▶ [Data for this exercise]

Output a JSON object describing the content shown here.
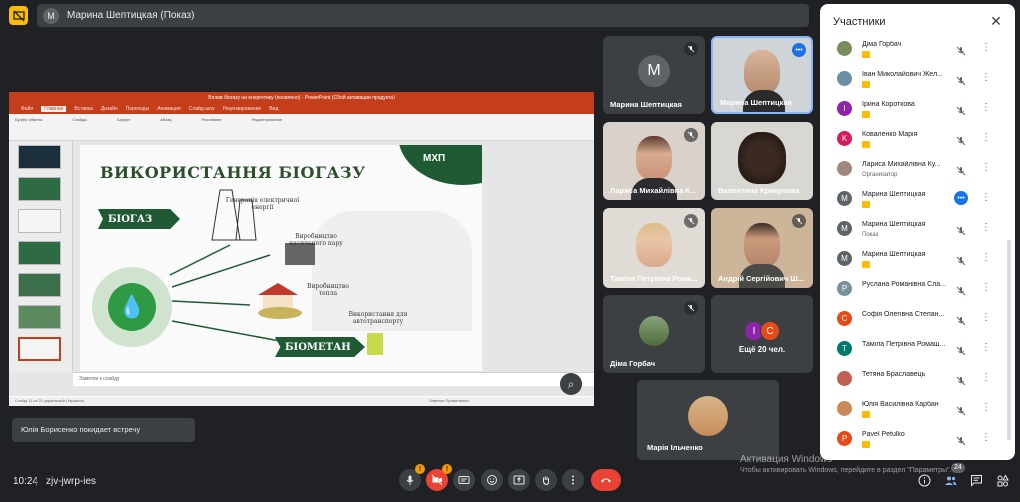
{
  "meeting": {
    "presenter_avatar_letter": "M",
    "presenter_label": "Марина Шептицкая (Показ)",
    "time": "10:24",
    "code": "zjv-jwrp-ies"
  },
  "presentation": {
    "window_title": "Вплив біогазу на енергетику (оновлено) - PowerPoint (Сбой активации продукта)",
    "tabs": [
      "Файл",
      "Главная",
      "Вставка",
      "Дизайн",
      "Переходы",
      "Анимация",
      "Слайд-шоу",
      "Рецензирование",
      "Вид"
    ],
    "active_tab": "Главная",
    "ribbon_groups": [
      "Буфер обмена",
      "Слайды",
      "Шрифт",
      "Абзац",
      "Рисование",
      "Редактирование"
    ],
    "slide": {
      "title": "ВИКОРИСТАННЯ БІОГАЗУ",
      "logo": "МХП",
      "tag_biogas": "БІОГАЗ",
      "tag_biomethane": "БІОМЕТАН",
      "label_electric": "Генерація електричної енергії",
      "label_steam": "Виробництво насиченого пару",
      "label_heat": "Виробництво тепла",
      "label_transport": "Використання для автотранспорту"
    },
    "notes_placeholder": "Заметки к слайду",
    "status_left": "Слайд 11 из 21   украинский (Украина)",
    "status_right": "Заметки   Примечания"
  },
  "tiles": [
    {
      "name": "Марина Шептицкая",
      "letter": "M",
      "type": "avatar",
      "muted": true
    },
    {
      "name": "Марина Шептицкая",
      "type": "camera",
      "active": true
    },
    {
      "name": "Лариса Михайлівна К...",
      "type": "camera",
      "muted": true
    },
    {
      "name": "Валентина Крикунова",
      "type": "camera"
    },
    {
      "name": "Таміла Петрівна Рома...",
      "type": "camera",
      "muted": true
    },
    {
      "name": "Андрій Сергійович Ш...",
      "type": "camera",
      "muted": true
    },
    {
      "name": "Діма Горбач",
      "type": "photo",
      "muted": true
    },
    {
      "name": "Ещё 20 чел.",
      "letters": [
        "I",
        "C"
      ],
      "type": "more"
    },
    {
      "name": "Марія Ільченко",
      "type": "photo"
    }
  ],
  "toast": "Юлія Борисенко покидает встречу",
  "panel": {
    "title": "Участники",
    "participants": [
      {
        "name": "Діма Горбач",
        "color": "#7b8c5a",
        "letter": "",
        "badge": true,
        "sub": ""
      },
      {
        "name": "Іван Миколайович Жел...",
        "color": "#6d8fa3",
        "letter": "",
        "badge": true,
        "sub": ""
      },
      {
        "name": "Ірина Короткова",
        "color": "#8e24aa",
        "letter": "I",
        "badge": true,
        "sub": ""
      },
      {
        "name": "Коваленко Марія",
        "color": "#d81b60",
        "letter": "K",
        "badge": true,
        "sub": ""
      },
      {
        "name": "Лариса Михайлівна Ку...",
        "color": "#a1887f",
        "letter": "",
        "badge": false,
        "sub": "Организатор"
      },
      {
        "name": "Марина Шептицкая",
        "color": "#5f6368",
        "letter": "M",
        "badge": true,
        "sub": "",
        "speaking": true
      },
      {
        "name": "Марина Шептицкая",
        "color": "#5f6368",
        "letter": "M",
        "badge": false,
        "sub": "Показ"
      },
      {
        "name": "Марина Шептицкая",
        "color": "#5f6368",
        "letter": "M",
        "badge": true,
        "sub": ""
      },
      {
        "name": "Руслана Романівна Сла...",
        "color": "#78909c",
        "letter": "P",
        "badge": false,
        "sub": ""
      },
      {
        "name": "Софія Олегівна Степан...",
        "color": "#e64a19",
        "letter": "C",
        "badge": false,
        "sub": ""
      },
      {
        "name": "Таміла Петрівна Ромаш...",
        "color": "#00796b",
        "letter": "T",
        "badge": false,
        "sub": ""
      },
      {
        "name": "Тетяна Браславець",
        "color": "#c06050",
        "letter": "",
        "badge": false,
        "sub": ""
      },
      {
        "name": "Юлія Василівна Карбан",
        "color": "#c98a5a",
        "letter": "",
        "badge": true,
        "sub": ""
      },
      {
        "name": "Pavel Petulko",
        "color": "#e64a19",
        "letter": "P",
        "badge": true,
        "sub": ""
      }
    ]
  },
  "watermark": {
    "line1": "Активация Windows",
    "line2": "Чтобы активировать Windows, перейдите в раздел \"Параметры\"."
  },
  "people_count": "24",
  "colors": {
    "accent": "#1a73e8",
    "danger": "#ea4335",
    "warning": "#f29900",
    "slide_green": "#1f5a35"
  }
}
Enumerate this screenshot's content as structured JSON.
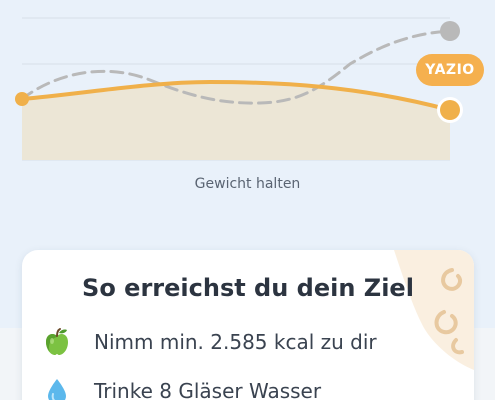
{
  "chart": {
    "caption": "Gewicht halten",
    "brand_badge": "YAZIO",
    "colors": {
      "primary_line": "#f0b04a",
      "dashed_line": "#b9b9b9",
      "fill": "#ece6d6",
      "grid": "#d6dee8"
    }
  },
  "card": {
    "title": "So erreichst du dein Ziel",
    "tips": [
      {
        "icon": "green-apple-icon",
        "text": "Nimm min. 2.585 kcal zu dir"
      },
      {
        "icon": "water-drop-icon",
        "text": "Trinke 8 Gläser Wasser"
      }
    ]
  }
}
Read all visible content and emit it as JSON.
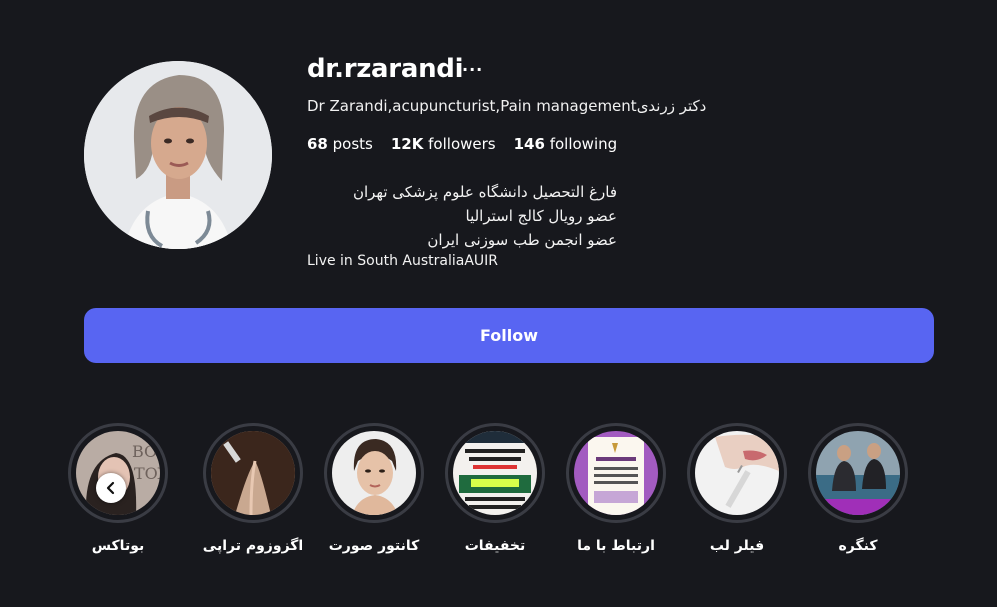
{
  "profile": {
    "username": "dr.rzarandi",
    "more_label": "···",
    "full_name": "Dr Zarandi,acupuncturist,Pain management‏دکتر زرندی",
    "stats": {
      "posts_count": "68",
      "posts_label": "posts",
      "followers_count": "12K",
      "followers_label": "followers",
      "following_count": "146",
      "following_label": "following"
    },
    "bio": [
      "فارغ التحصیل دانشگاه علوم پزشکی تهران",
      "عضو رویال کالج استرالیا",
      "عضو انجمن طب سوزنی ایران",
      "Live in South AustraliaAUIR"
    ]
  },
  "follow_label": "Follow",
  "highlights": [
    {
      "label": "بوتاکس"
    },
    {
      "label": "اگزوزوم تراپی"
    },
    {
      "label": "کانتور صورت"
    },
    {
      "label": "تخفیفات"
    },
    {
      "label": "ارتباط با ما"
    },
    {
      "label": "فیلر لب"
    },
    {
      "label": "کنگره"
    }
  ],
  "colors": {
    "background": "#17181d",
    "accent": "#5865f2",
    "ring": "#3a3c44"
  }
}
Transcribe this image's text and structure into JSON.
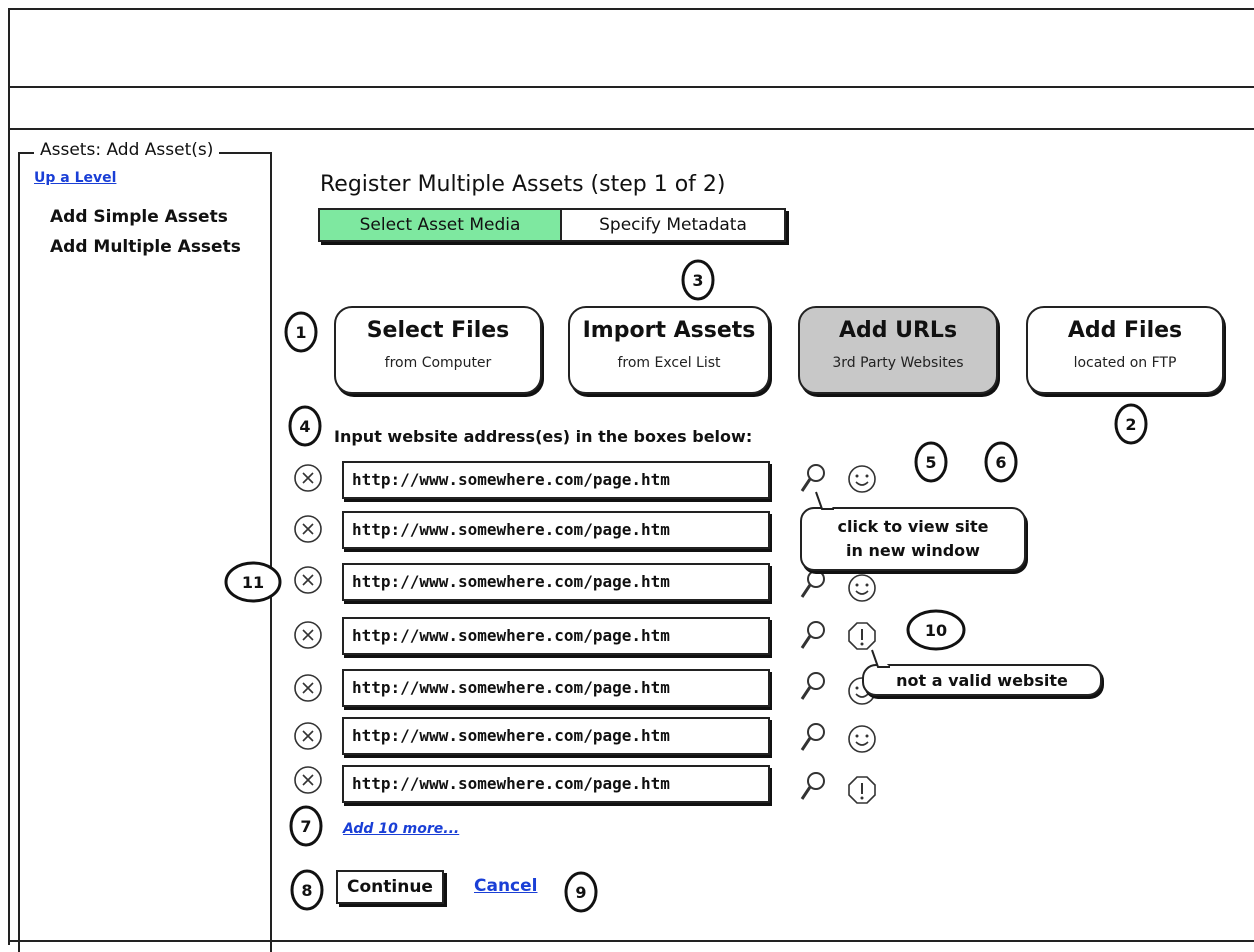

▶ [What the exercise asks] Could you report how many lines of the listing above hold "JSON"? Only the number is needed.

▶ [Solution to this problem] 4